Data to use Block Start

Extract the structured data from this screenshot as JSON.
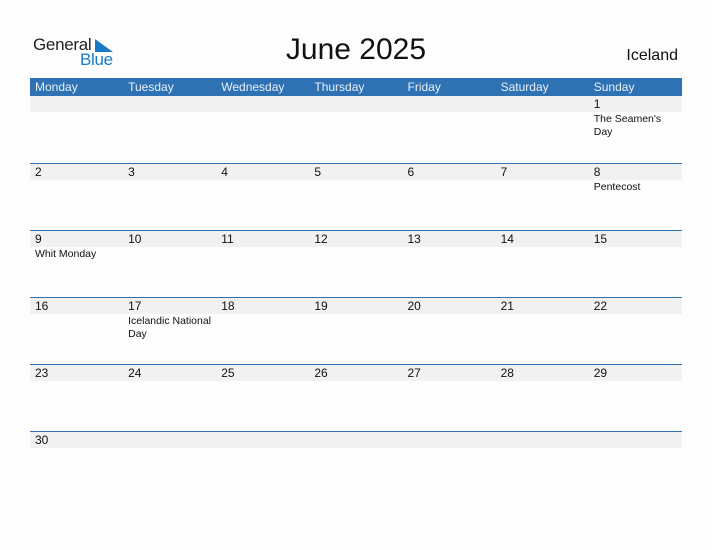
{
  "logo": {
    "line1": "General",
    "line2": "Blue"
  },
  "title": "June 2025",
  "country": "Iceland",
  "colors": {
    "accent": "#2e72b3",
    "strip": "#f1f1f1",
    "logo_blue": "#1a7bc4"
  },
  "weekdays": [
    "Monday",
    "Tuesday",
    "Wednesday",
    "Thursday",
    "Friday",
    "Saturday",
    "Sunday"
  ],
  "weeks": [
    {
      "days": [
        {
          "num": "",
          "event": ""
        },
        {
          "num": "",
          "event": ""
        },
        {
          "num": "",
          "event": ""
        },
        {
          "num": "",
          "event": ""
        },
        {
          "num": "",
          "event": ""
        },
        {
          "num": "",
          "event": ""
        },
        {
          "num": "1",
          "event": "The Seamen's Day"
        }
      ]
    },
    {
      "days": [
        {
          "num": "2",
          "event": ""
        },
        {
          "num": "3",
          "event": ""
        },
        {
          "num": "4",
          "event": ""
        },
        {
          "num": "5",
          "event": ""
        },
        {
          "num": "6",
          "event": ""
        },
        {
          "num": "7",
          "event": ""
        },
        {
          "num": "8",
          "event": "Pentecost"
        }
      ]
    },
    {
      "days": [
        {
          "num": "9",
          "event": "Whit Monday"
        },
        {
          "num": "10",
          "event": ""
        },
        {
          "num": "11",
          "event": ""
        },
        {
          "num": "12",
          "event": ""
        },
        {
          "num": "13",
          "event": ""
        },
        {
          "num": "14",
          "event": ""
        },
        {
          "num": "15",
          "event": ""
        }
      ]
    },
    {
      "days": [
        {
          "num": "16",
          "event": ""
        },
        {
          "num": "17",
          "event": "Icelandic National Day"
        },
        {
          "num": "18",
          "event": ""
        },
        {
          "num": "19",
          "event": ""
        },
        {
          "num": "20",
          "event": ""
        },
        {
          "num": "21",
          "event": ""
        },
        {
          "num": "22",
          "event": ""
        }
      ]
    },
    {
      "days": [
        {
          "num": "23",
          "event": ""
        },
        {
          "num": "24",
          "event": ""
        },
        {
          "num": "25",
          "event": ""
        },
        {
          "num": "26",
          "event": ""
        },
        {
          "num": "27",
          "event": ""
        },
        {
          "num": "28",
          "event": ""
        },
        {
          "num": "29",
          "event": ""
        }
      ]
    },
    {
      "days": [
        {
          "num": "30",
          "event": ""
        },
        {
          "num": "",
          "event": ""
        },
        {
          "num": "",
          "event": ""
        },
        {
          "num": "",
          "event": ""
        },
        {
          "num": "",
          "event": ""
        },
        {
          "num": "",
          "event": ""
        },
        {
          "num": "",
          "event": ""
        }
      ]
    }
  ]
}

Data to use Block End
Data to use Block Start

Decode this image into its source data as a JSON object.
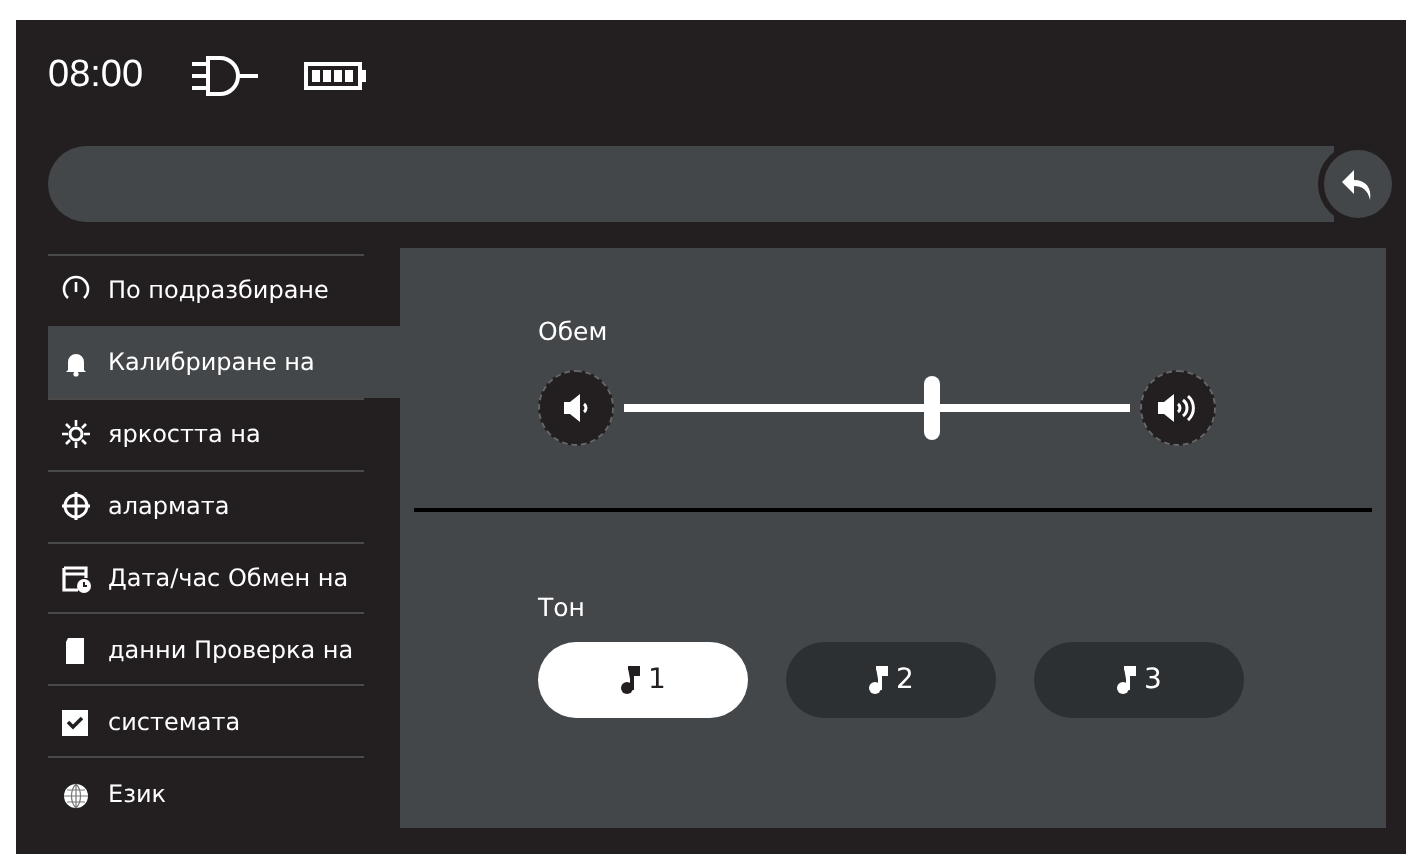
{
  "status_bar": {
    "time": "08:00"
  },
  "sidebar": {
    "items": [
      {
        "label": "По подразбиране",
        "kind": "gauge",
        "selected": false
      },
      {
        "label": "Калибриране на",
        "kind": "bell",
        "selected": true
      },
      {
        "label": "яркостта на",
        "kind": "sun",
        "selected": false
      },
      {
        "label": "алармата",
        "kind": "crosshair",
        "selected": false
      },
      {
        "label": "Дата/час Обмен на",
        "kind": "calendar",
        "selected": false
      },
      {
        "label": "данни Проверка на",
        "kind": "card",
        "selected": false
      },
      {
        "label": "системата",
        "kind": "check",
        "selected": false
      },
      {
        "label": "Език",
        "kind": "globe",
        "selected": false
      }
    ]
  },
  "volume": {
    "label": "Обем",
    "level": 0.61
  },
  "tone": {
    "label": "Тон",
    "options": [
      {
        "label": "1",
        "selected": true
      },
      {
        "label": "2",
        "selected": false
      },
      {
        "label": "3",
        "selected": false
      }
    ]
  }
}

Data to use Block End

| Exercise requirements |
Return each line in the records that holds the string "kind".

| Answer section |
        "kind": "gauge",
        "kind": "bell",
        "kind": "sun",
        "kind": "crosshair",
        "kind": "calendar",
        "kind": "card",
        "kind": "check",
        "kind": "globe",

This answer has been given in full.